For decades, the City of Boulder has worked to preserve and improve its open space through a series of management plans. However, current and future trends require a more comprehensive approach. For example, there is less land available for acquisition in the Boulder Valley. Open space sales tax increments that fund acquisitions are scheduled to sunset or decease over time. Population in the Front Range is growing, and increasing visitor use and carrying capacity are topics that open space areas along the Front Range are beginning to address. In addition, many youths are becoming more sedentary, with more children growing up without a connection to nature. At the same time, climate change and invasive species are affecting OSMP’s ability to conserve important landscapes, and resilience to wildfires and flooding is a focus for the City of Boulder and other communities along the Front Range. We also live in a diverse world and we recognize the need to be more inclusive, welcoming all who live in our community.
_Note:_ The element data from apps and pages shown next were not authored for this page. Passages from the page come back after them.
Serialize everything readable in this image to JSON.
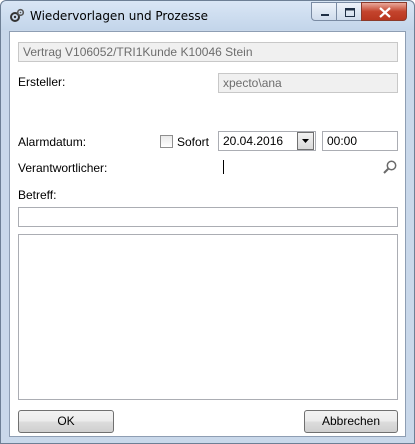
{
  "window": {
    "title": "Wiedervorlagen und Prozesse"
  },
  "form": {
    "subject_ref": "Vertrag V106052/TRI1Kunde K10046 Stein",
    "creator_label": "Ersteller:",
    "creator_value": "xpecto\\ana",
    "alarm_label": "Alarmdatum:",
    "immediate_label": "Sofort",
    "immediate_checked": false,
    "alarm_date": "20.04.2016",
    "alarm_time": "00:00",
    "responsible_label": "Verantwortlicher:",
    "responsible_value": "",
    "subject_label": "Betreff:",
    "subject_value": "",
    "notes_value": ""
  },
  "buttons": {
    "ok": "OK",
    "cancel": "Abbrechen"
  },
  "icons": {
    "app": "gears-icon",
    "search": "search-icon",
    "dropdown": "chevron-down-icon",
    "minimize": "minimize-icon",
    "maximize": "maximize-icon",
    "close": "close-icon"
  },
  "colors": {
    "title_bar": "#c9d8ea",
    "close_button": "#c4442d",
    "readonly_bg": "#f0f0f0"
  }
}
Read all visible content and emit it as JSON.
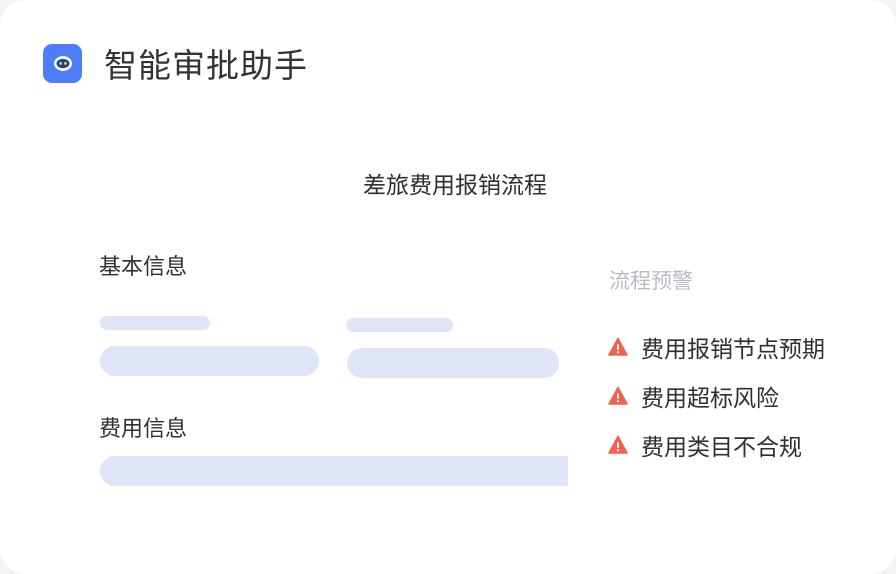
{
  "app": {
    "title": "智能审批助手",
    "icon": "robot-icon",
    "accent": "#4c7dfa"
  },
  "flow": {
    "title": "差旅费用报销流程"
  },
  "form": {
    "basic_label": "基本信息",
    "cost_label": "费用信息",
    "placeholder_color": "#dfe5f7"
  },
  "alerts": {
    "title": "流程预警",
    "icon": "warning-icon",
    "color": "#f2604b",
    "items": [
      {
        "label": "费用报销节点预期"
      },
      {
        "label": "费用超标风险"
      },
      {
        "label": "费用类目不合规"
      }
    ]
  }
}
In addressing these topics, the OSMP Master Plan will create a community-supported management plan for the future and satisfy citywide expectations that master plans have been developed to guide service delivery.

What will the Master Plan accomplish?

Community members’ input will be used to address management topics, helping the city to:

  • Focus OSMP’s operations around key management topics and measures of success.
  • Define and prioritize strategies that will help OSMP fulfill open space purposes as defined in the Boulder City Charter.
  • Build community understanding that compromises and a balanced approach are important to establish management priorities that are inclusive and equitable.
  • Develop financial scenarios to anticipate future funding over the long term.
  • Help to confirm, refine and add new management approaches, including recommendations to update existing plans, and to pursue new planning and design efforts that align OSMP’s services with broad guidance in the Master Plan.

The OSMP Master Plan will not include site-specific recommendations, such as the exact placement of trails or facilities or allowable activities or visitor-use levels for specific locations. Updated or new plans that emerge after the Master Plan will provide more specific, on-the-ground guidance. The OSMP Master Plan will not recommend changes to open space purposes in the Boulder City Charter. Learn more about the process and engagement plan pdf for the Open Space and Mountain Parks Plan.